Stephan's Quartet, 2007 Hubble Space Telescope Mosaic Image

This image had been the highest quality image taken of these galaxies. Until the orbital Webb telescope focused on the cluster of galaxies as part of its first set of high resolution images. The next image shows much more detail than has ever previously been seen.

Stephan's Quartet, 2022 Webb Space Telescope Image - Image credit: NASA, ESA, CSA, and STScI

Here's how NASA describes the new achievement:

Stephan’s Quintet, a visual grouping of five galaxies, is best known for being prominently featured in the holiday classic film, “It’s a Wonderful Life.” Today, NASA’s James Webb Space Telescope reveals Stephan’s Quintet in a new light. This enormous mosaic is Webb’s largest image to date, covering about one-fifth of the Moon’s diameter. It contains over 150 million pixels and is constructed from almost 1,000 separate image files. The information from Webb provides new insights into how galactic interactions may have driven galaxy evolution in the early universe.

With its powerful, infrared vision and extremely high spatial resolution, Webb shows never-before-seen details in this galaxy group. Sparkling clusters of millions of young stars and starburst regions of fresh star birth grace the image. Sweeping tails of gas, dust and stars are being pulled from several of the galaxies due to gravitational interactions. Most dramatically, Webb captures huge shock waves as one of the galaxies, NGC 7318B, smashes through the cluster.

Together, the five galaxies of Stephan’s Quintet are also known as the Hickson Compact Group 92 (HCG 92). Although called a “quintet,” only four of the galaxies are truly close together and caught up in a cosmic dance. The fifth and leftmost galaxy, called NGC 7320, is well in the foreground compared with the other four.
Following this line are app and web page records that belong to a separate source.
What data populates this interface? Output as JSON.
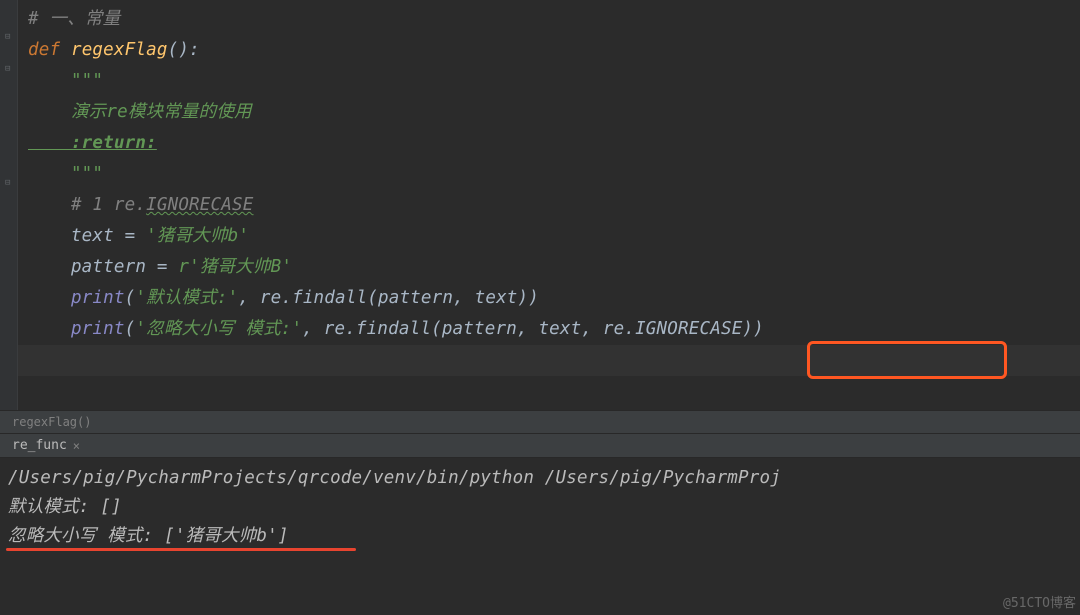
{
  "editor": {
    "lines": {
      "l1": {
        "comment": "# 一、常量"
      },
      "l2": {
        "kw": "def ",
        "fn": "regexFlag",
        "paren": "():"
      },
      "l3": {
        "doc": "    \"\"\""
      },
      "l4": {
        "doc": "    演示re模块常量的使用"
      },
      "l5": {
        "doc": "    :return:"
      },
      "l6": {
        "doc": "    \"\"\""
      },
      "l7": {
        "comment": "    # 1 re.",
        "comment_wavy": "IGNORECASE"
      },
      "l8": {
        "t1": "    text ",
        "op": "= ",
        "str": "'猪哥大帅b'"
      },
      "l9": {
        "t1": "    pattern ",
        "op": "= ",
        "raw": "r",
        "str": "'猪哥大帅B'"
      },
      "l10": {
        "pre": "    ",
        "call": "print",
        "p1": "(",
        "str1": "'默认模式:'",
        "mid": ", re.findall(pattern, text))"
      },
      "l11": {
        "pre": "    ",
        "call": "print",
        "p1": "(",
        "str1": "'忽略大小写 ",
        "str2": "模式:'",
        "mid": ", re.findall(pattern, text, ",
        "flag": "re.IGNORECASE))"
      }
    }
  },
  "breadcrumb": {
    "fn": "regexFlag()"
  },
  "runTab": {
    "label": "re_func"
  },
  "console": {
    "path": "/Users/pig/PycharmProjects/qrcode/venv/bin/python /Users/pig/PycharmProj",
    "out1": "默认模式: []",
    "out2": "忽略大小写 模式: ['猪哥大帅b']"
  },
  "watermark": "@51CTO博客"
}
NGC 7320 resides 40 million light-years from Earth, while the other four galaxies (NGC 7317, NGC 7318A, NGC 7318B, and NGC 7319) are about 290 million light-years away. This is still fairly close in cosmic terms, compared with more distant galaxies billions of light-years away. Studying such relatively nearby galaxies like these helps scientists better understand structures seen in a much more distant universe.

This proximity provides astronomers a ringside seat for witnessing the merging and interactions between galaxies that are so crucial to all of galaxy evolution. Rarely do scientists see in so much detail how interacting galaxies trigger star formation in each other, and how the gas in these galaxies is being disturbed. Stephan’s Quintet is a fantastic “laboratory” for studying these processes fundamental to all galaxies.

But wait, that's not all. Ethan Siegel describes the scientific advance the Webb Space Telescope has already made in observing Stephan's Quintet.

Focusing back on the cluster of galaxies itself, however, the various wavelengths of light expose a variety of features inside each of them. In the mid-infrared alone, however, you only see the gas and dust, plus one never-before-seen feature in some of these galaxies: supermassive black holes. The topmost galaxy is active, emitting radiation, as an actively feeding supermassive black hole. The variety of wavelengths over which JWST can observe, even in the mid-infrared, gives us so much information about these objects in mere days that we haven’t been able to uncover with over a century of observations prior to that.

We'll close by pointing to the online tool John D. Christensen created for comparing Hubble and Webb images to show off their relative imaging capabilities. Scroll down the page to see the comparison for Stephan's Quintet - it's remarkable how much more detail, such as much more distant galaxies, appears in the new Webb images. The most stunning difference however is shown for the Southern Ring Nebula, so be sure to check out that comparison while you're on his site!